# [Assigned task]
Your task is to give the number of lines below that contain "price". Give no other text.

(Entries from a dataset of interfaces)
========================================
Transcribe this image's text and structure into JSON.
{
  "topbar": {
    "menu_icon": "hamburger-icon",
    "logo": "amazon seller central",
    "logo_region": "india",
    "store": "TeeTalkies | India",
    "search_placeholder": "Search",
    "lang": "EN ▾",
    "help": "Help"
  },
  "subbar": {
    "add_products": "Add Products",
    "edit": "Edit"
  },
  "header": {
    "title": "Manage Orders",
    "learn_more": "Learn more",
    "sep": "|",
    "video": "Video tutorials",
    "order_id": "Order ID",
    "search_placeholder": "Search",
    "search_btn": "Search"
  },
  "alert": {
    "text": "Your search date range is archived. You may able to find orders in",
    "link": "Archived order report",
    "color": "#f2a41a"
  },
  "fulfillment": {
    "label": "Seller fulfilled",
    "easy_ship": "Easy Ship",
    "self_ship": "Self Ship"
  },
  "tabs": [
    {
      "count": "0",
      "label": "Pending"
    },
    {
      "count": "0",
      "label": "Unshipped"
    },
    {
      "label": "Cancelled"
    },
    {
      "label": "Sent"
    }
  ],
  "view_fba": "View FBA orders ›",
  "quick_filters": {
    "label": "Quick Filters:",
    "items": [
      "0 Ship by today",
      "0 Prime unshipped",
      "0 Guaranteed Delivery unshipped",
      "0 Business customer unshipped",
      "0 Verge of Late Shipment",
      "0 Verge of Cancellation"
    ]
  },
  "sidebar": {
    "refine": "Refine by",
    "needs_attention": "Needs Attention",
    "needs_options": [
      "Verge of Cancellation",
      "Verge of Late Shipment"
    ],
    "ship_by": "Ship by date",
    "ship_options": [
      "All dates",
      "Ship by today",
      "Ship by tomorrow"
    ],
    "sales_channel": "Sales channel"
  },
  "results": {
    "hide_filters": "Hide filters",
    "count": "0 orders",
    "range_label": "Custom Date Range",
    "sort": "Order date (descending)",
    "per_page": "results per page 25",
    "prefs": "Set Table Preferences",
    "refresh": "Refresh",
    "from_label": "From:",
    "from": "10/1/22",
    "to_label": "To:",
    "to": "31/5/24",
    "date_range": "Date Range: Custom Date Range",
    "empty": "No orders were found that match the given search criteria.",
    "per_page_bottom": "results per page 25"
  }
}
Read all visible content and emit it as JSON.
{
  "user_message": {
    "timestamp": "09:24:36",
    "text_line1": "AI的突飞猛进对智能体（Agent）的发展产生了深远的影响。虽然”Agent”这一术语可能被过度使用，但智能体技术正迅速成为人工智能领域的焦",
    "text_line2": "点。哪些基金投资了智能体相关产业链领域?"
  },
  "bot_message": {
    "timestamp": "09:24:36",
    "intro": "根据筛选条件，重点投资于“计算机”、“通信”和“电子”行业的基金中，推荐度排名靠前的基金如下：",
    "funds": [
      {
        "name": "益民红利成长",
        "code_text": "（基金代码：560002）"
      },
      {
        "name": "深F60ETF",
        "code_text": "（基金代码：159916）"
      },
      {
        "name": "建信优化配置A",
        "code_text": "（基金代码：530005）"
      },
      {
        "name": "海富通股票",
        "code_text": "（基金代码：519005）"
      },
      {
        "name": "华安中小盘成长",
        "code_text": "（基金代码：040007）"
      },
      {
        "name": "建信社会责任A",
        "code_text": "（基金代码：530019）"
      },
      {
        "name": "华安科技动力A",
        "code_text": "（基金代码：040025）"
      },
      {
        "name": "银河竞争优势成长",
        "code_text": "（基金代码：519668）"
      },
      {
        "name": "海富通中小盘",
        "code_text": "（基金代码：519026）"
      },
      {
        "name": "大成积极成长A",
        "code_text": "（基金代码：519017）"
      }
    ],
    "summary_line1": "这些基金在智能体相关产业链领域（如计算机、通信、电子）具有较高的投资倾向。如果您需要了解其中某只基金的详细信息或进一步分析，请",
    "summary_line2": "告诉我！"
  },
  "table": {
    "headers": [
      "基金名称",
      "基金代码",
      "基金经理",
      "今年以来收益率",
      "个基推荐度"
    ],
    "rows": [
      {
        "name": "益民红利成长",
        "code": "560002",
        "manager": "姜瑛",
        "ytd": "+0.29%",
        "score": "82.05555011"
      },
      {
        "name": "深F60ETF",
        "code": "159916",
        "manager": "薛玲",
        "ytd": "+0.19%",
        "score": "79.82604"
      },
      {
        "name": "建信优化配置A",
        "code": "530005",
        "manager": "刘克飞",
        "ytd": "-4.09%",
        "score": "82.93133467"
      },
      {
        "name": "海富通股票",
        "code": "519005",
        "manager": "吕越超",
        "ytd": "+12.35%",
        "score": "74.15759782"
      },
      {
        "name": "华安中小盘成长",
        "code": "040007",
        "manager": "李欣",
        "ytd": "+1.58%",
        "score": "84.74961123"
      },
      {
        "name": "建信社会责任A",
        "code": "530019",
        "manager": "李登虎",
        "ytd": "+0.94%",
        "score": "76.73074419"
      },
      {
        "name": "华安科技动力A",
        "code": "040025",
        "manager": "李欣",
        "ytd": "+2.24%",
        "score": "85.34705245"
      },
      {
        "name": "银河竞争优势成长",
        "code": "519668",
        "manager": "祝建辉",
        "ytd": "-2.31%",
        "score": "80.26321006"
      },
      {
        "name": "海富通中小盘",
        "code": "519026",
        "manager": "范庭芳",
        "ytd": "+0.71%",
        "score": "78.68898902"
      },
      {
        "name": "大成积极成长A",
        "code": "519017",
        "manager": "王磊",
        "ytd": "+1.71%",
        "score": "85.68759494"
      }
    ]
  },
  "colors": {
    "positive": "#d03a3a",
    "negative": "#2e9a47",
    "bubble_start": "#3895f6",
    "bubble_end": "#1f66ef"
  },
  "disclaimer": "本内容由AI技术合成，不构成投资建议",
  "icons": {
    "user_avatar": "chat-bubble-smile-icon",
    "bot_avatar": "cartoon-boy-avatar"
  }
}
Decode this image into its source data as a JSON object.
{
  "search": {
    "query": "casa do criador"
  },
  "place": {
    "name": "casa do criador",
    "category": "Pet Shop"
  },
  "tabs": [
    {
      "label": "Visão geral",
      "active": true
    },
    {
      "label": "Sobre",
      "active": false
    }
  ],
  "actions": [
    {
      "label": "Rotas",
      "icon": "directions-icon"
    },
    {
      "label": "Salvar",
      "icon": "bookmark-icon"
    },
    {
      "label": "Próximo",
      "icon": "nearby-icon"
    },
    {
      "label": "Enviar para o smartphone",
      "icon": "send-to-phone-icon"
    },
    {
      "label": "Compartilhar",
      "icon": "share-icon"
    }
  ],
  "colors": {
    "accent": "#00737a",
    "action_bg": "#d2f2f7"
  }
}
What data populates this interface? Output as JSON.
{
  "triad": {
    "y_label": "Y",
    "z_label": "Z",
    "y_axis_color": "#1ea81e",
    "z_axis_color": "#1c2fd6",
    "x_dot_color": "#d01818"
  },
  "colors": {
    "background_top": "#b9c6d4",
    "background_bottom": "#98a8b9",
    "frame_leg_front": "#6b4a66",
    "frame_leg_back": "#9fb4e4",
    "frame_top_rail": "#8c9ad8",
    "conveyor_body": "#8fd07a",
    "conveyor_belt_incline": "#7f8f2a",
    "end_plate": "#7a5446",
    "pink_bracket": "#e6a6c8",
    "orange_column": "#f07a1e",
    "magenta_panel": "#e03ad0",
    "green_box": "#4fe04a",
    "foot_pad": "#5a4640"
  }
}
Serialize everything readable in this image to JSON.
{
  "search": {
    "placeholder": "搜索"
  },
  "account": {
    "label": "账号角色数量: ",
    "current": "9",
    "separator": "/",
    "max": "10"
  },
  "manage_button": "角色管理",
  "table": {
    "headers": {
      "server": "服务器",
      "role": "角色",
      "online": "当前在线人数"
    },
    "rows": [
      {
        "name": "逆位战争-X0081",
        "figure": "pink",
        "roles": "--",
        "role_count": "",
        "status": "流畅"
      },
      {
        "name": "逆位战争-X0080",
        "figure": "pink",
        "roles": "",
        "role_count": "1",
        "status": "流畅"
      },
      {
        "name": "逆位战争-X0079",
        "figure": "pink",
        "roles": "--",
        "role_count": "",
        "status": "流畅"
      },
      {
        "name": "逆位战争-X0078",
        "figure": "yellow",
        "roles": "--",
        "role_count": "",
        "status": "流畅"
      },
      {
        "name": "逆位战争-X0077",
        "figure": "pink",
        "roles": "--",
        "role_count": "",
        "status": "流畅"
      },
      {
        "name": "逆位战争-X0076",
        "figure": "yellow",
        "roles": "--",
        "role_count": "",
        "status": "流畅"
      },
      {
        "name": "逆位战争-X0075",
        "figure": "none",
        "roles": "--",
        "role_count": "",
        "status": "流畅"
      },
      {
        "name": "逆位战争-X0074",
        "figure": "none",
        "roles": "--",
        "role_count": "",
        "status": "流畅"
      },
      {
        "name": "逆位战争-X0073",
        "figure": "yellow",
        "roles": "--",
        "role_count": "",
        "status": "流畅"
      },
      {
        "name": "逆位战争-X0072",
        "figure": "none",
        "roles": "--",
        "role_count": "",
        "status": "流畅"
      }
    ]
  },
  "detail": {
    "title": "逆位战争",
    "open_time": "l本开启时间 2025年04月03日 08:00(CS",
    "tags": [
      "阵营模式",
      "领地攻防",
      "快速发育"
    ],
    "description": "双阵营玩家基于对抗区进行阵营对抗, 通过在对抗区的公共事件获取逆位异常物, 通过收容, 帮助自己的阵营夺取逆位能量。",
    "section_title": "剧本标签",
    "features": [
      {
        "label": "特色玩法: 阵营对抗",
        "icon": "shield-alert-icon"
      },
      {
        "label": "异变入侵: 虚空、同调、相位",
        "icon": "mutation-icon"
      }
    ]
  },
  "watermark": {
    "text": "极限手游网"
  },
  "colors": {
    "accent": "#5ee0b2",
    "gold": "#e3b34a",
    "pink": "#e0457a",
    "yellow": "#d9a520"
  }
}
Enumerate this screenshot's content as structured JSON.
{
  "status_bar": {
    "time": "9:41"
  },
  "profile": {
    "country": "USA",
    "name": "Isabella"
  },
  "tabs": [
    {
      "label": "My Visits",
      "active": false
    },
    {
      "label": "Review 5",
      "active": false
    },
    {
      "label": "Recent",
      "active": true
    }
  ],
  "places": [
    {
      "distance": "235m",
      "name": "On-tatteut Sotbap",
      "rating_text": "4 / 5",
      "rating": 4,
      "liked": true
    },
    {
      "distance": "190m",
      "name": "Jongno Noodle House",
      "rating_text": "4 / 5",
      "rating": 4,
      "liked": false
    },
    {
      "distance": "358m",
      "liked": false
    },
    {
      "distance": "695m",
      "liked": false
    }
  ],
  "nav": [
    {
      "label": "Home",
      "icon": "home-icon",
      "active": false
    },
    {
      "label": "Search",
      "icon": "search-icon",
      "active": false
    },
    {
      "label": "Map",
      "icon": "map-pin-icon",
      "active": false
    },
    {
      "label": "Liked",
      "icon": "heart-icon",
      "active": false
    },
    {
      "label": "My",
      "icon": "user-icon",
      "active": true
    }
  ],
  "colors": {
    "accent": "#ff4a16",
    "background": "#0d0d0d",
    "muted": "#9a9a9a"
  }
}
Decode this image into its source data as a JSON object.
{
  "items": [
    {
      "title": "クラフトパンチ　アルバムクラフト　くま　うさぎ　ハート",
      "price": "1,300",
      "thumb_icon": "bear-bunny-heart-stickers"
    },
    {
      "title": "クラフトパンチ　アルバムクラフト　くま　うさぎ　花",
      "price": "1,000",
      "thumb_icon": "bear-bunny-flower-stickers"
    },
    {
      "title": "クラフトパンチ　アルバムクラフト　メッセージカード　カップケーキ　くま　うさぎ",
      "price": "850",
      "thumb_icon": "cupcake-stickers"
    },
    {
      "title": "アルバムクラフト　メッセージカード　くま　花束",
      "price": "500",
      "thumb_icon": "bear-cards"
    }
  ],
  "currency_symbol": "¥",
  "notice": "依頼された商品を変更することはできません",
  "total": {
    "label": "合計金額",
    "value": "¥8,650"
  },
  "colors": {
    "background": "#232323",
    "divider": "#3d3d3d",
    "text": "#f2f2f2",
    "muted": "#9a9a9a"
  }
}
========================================
# [Answer for the task]
4